>>
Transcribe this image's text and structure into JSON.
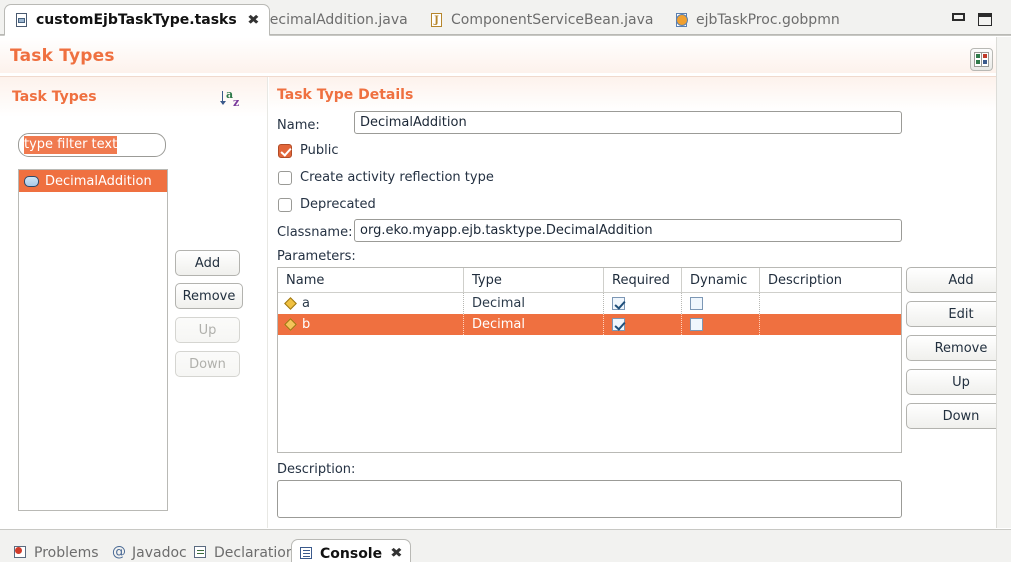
{
  "theme": {
    "accent": "#ef7040",
    "selection_bg": "#ef7040",
    "selection_fg": "#ffffff",
    "checkbox_on": "#e2663a",
    "panel_bg": "#ffffff",
    "chrome_bg": "#f2f2f0"
  },
  "editor_tabs": [
    {
      "label": "customEjbTaskType.tasks",
      "icon": "tasks-file-icon",
      "active": true,
      "closable": true
    },
    {
      "label": "DecimalAddition.java",
      "icon": "java-file-warning-icon",
      "active": false,
      "closable": false
    },
    {
      "label": "ComponentServiceBean.java",
      "icon": "java-file-icon",
      "active": false,
      "closable": false
    },
    {
      "label": "ejbTaskProc.gobpmn",
      "icon": "gobpmn-file-icon",
      "active": false,
      "closable": false
    }
  ],
  "window_controls": {
    "minimize": "minimize-icon",
    "maximize": "maximize-icon"
  },
  "form": {
    "title": "Task Types",
    "toolbar_icons": [
      "layout-columns-icon",
      "layout-columns-icon"
    ]
  },
  "task_types_section": {
    "title": "Task Types",
    "sort_icon": "sort-az-icon",
    "filter": {
      "value": "type filter text",
      "placeholder": "type filter text",
      "selected": true
    },
    "items": [
      {
        "label": "DecimalAddition",
        "icon": "task-type-icon",
        "selected": true
      }
    ],
    "buttons": [
      {
        "label": "Add",
        "enabled": true
      },
      {
        "label": "Remove",
        "enabled": true
      },
      {
        "label": "Up",
        "enabled": false
      },
      {
        "label": "Down",
        "enabled": false
      }
    ]
  },
  "details_section": {
    "title": "Task Type Details",
    "name_label": "Name:",
    "name_value": "DecimalAddition",
    "checkboxes": [
      {
        "label": "Public",
        "checked": true
      },
      {
        "label": "Create activity reflection type",
        "checked": false
      },
      {
        "label": "Deprecated",
        "checked": false
      }
    ],
    "classname_label": "Classname:",
    "classname_value": "org.eko.myapp.ejb.tasktype.DecimalAddition",
    "parameters_label": "Parameters:",
    "parameters_table": {
      "columns": [
        "Name",
        "Type",
        "Required",
        "Dynamic",
        "Description"
      ],
      "rows": [
        {
          "name": "a",
          "type": "Decimal",
          "required": true,
          "dynamic": false,
          "description": "",
          "selected": false,
          "icon": "parameter-icon"
        },
        {
          "name": "b",
          "type": "Decimal",
          "required": true,
          "dynamic": false,
          "description": "",
          "selected": true,
          "icon": "parameter-icon"
        }
      ]
    },
    "parameter_buttons": [
      {
        "label": "Add",
        "enabled": true
      },
      {
        "label": "Edit",
        "enabled": true
      },
      {
        "label": "Remove",
        "enabled": true
      },
      {
        "label": "Up",
        "enabled": true
      },
      {
        "label": "Down",
        "enabled": true
      }
    ],
    "description_label": "Description:",
    "description_value": ""
  },
  "bottom_views": [
    {
      "label": "Problems",
      "icon": "problems-icon",
      "active": false,
      "closable": false
    },
    {
      "label": "Javadoc",
      "icon": "javadoc-icon",
      "active": false,
      "closable": false
    },
    {
      "label": "Declaration",
      "icon": "declaration-icon",
      "active": false,
      "closable": false
    },
    {
      "label": "Console",
      "icon": "console-icon",
      "active": true,
      "closable": true
    }
  ]
}
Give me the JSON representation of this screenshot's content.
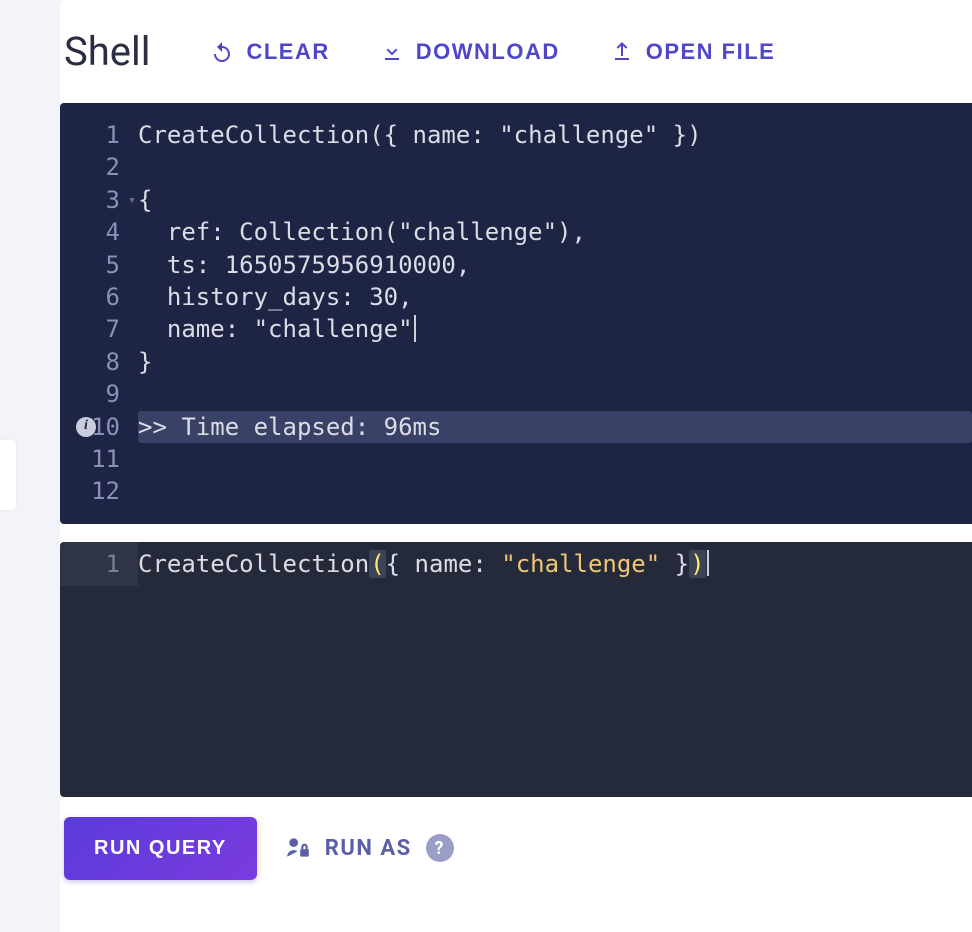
{
  "header": {
    "title": "Shell",
    "clear_label": "CLEAR",
    "download_label": "DOWNLOAD",
    "openfile_label": "OPEN FILE"
  },
  "output": {
    "lines": [
      {
        "n": "1",
        "text": "CreateCollection({ name: \"challenge\" })"
      },
      {
        "n": "2",
        "text": ""
      },
      {
        "n": "3",
        "text": "{",
        "fold": true
      },
      {
        "n": "4",
        "text": "  ref: Collection(\"challenge\"),"
      },
      {
        "n": "5",
        "text": "  ts: 1650575956910000,"
      },
      {
        "n": "6",
        "text": "  history_days: 30,"
      },
      {
        "n": "7",
        "text": "  name: \"challenge\"",
        "cursor": true
      },
      {
        "n": "8",
        "text": "}"
      },
      {
        "n": "9",
        "text": ""
      },
      {
        "n": "10",
        "text": ">> Time elapsed: 96ms",
        "info": true,
        "highlight": true
      },
      {
        "n": "11",
        "text": ""
      },
      {
        "n": "12",
        "text": ""
      }
    ]
  },
  "input": {
    "line_number": "1",
    "tokens": {
      "fn": "CreateCollection",
      "open_paren": "(",
      "open_brace": "{",
      "prop": " name: ",
      "string": "\"challenge\"",
      "close_brace": " }",
      "close_paren": ")"
    }
  },
  "actions": {
    "run_label": "RUN QUERY",
    "runas_label": "RUN AS",
    "help_label": "?"
  }
}
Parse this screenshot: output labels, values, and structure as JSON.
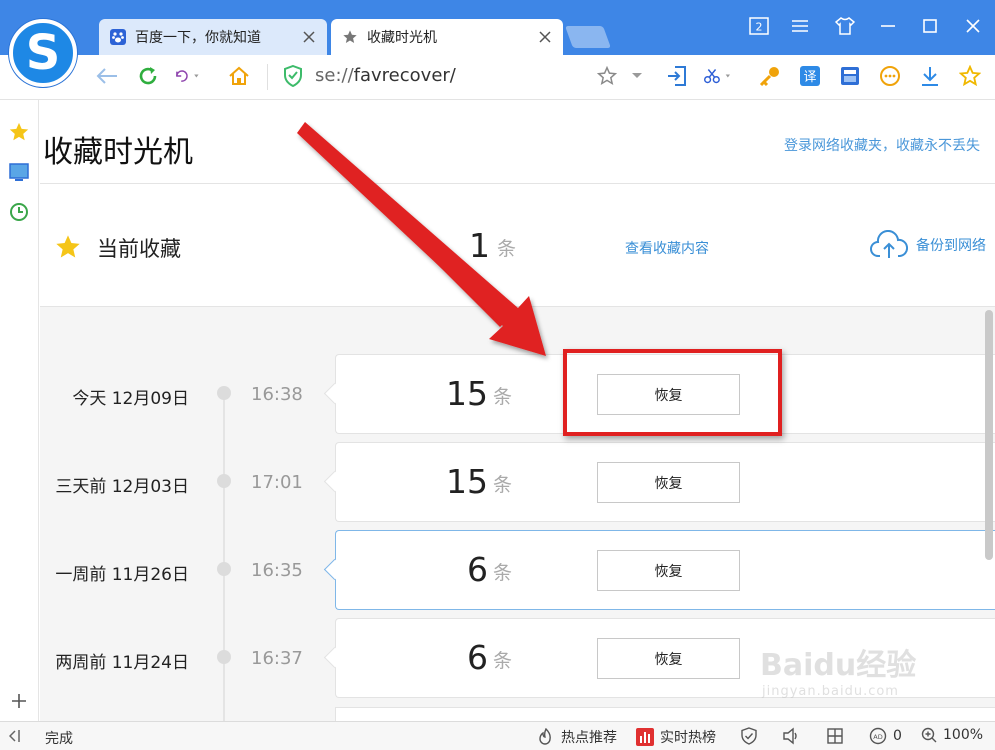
{
  "browser": {
    "tabs": [
      {
        "title": "百度一下，你就知道",
        "icon": "baidu-paw-icon",
        "active": false
      },
      {
        "title": "收藏时光机",
        "icon": "star-icon",
        "active": true
      }
    ],
    "tab_count_badge": "2",
    "address": {
      "scheme": "se://",
      "path": "favrecover/"
    },
    "accent_color": "#3e86e6"
  },
  "page": {
    "title": "收藏时光机",
    "login_link": "登录网络收藏夹，收藏永不丢失",
    "current": {
      "label": "当前收藏",
      "count": "1",
      "unit": "条",
      "view_link": "查看收藏内容",
      "backup_label": "备份到网络"
    },
    "entries": [
      {
        "date": "今天  12月09日",
        "time": "16:38",
        "count": "15",
        "unit": "条",
        "button": "恢复",
        "highlighted": false
      },
      {
        "date": "三天前  12月03日",
        "time": "17:01",
        "count": "15",
        "unit": "条",
        "button": "恢复",
        "highlighted": false
      },
      {
        "date": "一周前  11月26日",
        "time": "16:35",
        "count": "6",
        "unit": "条",
        "button": "恢复",
        "highlighted": true
      },
      {
        "date": "两周前  11月24日",
        "time": "16:37",
        "count": "6",
        "unit": "条",
        "button": "恢复",
        "highlighted": false
      }
    ]
  },
  "statusbar": {
    "status": "完成",
    "hot_recommend": "热点推荐",
    "realtime_ranking": "实时热榜",
    "adblock_count": "0",
    "zoom": "100%"
  },
  "watermark": {
    "brand": "Baidu经验",
    "sub": "jingyan.baidu.com"
  }
}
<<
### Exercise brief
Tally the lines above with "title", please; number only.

### Exercise output
7